For background: The villain Gloucester (who becomes Richard the Third when he's crowned later in the play) killed Lady Anne's husband, prince Edward, and then followed that by slaughtering her father-in-law, King Henry the Sixth. As Anne was mourning and walking alongside King Henry's corpse as it's being taken to be entombed, Gloucester shows up and, against all odds, wins her over with flattery and smooth talking -- all of which are false. At the beginning of the scene she's raining down curses on his head, by the time his silver-tongued work is done, she's ready to believe he did it all for her and is guardedly considering marrying him. (Of course, he's only interested in her as far as she can help him become king himself. So, there's a parallel or two between him and our beloved commish.) She leaves to go home and prepare for him to visit, and he has a moment for a soliloquy.

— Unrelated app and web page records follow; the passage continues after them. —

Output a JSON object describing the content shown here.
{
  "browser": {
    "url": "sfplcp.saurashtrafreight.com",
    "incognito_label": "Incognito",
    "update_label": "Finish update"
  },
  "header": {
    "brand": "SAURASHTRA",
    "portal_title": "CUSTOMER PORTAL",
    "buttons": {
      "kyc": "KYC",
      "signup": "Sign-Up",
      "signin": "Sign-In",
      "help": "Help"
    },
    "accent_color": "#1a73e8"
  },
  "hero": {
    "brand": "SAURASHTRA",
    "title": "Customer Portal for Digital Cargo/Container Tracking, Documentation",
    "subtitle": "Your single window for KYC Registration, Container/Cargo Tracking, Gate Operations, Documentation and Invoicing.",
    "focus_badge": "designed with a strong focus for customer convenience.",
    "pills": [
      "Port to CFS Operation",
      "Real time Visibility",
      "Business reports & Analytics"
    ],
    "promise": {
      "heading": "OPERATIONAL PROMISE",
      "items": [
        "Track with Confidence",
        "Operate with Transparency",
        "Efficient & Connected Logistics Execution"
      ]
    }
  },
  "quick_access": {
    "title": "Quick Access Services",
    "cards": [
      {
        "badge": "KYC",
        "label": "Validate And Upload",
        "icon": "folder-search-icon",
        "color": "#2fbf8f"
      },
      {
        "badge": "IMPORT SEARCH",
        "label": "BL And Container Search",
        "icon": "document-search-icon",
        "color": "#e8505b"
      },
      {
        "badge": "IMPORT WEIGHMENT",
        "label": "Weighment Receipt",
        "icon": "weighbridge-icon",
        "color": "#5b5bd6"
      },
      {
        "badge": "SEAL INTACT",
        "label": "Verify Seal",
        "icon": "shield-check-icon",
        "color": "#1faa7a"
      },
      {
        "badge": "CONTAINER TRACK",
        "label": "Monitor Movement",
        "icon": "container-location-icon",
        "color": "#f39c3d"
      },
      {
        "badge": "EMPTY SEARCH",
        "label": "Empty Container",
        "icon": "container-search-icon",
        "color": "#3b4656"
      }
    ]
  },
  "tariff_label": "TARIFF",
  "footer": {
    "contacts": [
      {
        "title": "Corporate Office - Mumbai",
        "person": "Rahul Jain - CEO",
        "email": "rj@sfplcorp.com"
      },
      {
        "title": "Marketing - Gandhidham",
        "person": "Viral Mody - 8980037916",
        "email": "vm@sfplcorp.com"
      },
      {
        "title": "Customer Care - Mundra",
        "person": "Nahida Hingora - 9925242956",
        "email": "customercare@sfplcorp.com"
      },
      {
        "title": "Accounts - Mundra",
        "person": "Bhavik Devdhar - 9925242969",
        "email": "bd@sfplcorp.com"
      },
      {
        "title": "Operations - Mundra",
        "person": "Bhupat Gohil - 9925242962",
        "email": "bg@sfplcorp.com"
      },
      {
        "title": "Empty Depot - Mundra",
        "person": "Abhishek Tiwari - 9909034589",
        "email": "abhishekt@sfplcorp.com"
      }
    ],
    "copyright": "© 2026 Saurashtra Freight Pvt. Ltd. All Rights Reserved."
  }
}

Was ever a fanbase in this humour woo'd?
Was ever a fanbase in this humour won?
I'll have them; but I will not keep them long.
What! I, that destroyed their players and their league,
To take them in their heart's extremest hate,
With curses in their mouths, tears in their eyes,
The bleeding ruins of the player's union nearby;
Having God, their conscience, and my deeds against me,
And I nothing to back my case at all,
But my half-truths, smirks, and sarcasm,
And yet to convince them, all the world to nothing!
Ha!Have they forgot already that brave season,
Called the best ever, that I have now buried,
Killed at the negotiating table?
Steve Perrin from ClipsNation
I have of late, -yea wherefore I know well, -lost all my mirth, forgone all custom of blogging; and indeed, it goes so heavily with my disposition that this goodly frame, the arena, seems to me a sterile promontory; this most excellent canopy, the court, look you, this brave o'erhanging backboard, this majestical roof fretted with soaring Griffins,-why, it appears no other thing to me than a foul and pestilent congregation of vapours. What a piece of work is Stern! How ignoble in reason! how infinite in faculties! in form and moving, how express and reprehensible! in action how like a devil! in apprehension, how like a god! the beauty of the owners! the paragon of animals! And yet, to me, what is this quintessence of dust?
But soft, what light through yonder window breaks?
It is the east, and George Cohen is the sun.
Arise, fair sun, and kill the Stern moon,
Who is already sick and pale with grief
That thou, his mediator, art far more fair than he.
Jeff Clark from CelticsBlog
"Shall I compare thee Lockout to a summer's day?
Thou art more dour and more destitute:
Rough winds do shake the darling fans to dismay,
And Sacramento's lease hath all too short a date".
More one liners:
the play's the thing, wherein I'll capture the conscience of King James
"I am but mad in the Southwest division. When the trade winds blow, I know a Hawk from a Harden." - Mark Cuban"
JaValle McGee is fortunes fool
"Friends, fans, countrymen, lend me your ears; I come to bury Stern, not to praise him".
Chris Clark from Silver Screen & Roll
The OWNERS lock the PLAYERS out.
THE FAN: I am hurt.
A plague on both your associations! I am sped.
Is basketball gone, and hath nothing?
DAVID STERN: What, art thou hurt?
THE FAN: Ay, ay, a scratch, a scratch; marry, 'tis enough.
Where is my page? Go, villain, fetch a mediator .
DEREK FISHER: Courage, man; the hurt cannot be much.
THE FAN: No, 'tis not so deep as a well, nor so wide as a
church-door; but 'tis enough,'twill serve: ask for
me next season, and you shall find me a grave fan. I
am peppered, I warrant, for this game.
A plague on both your associations!
'Zounds, an owner , a player, a lawyer, an agent, to bleed a man to poverty! a braggart, a rogue, a villain that fights by the book of finance! Why the devil came you between us?
J.A. Sherman from Welcome to Loud City
"Boldness be my friend" - LeBron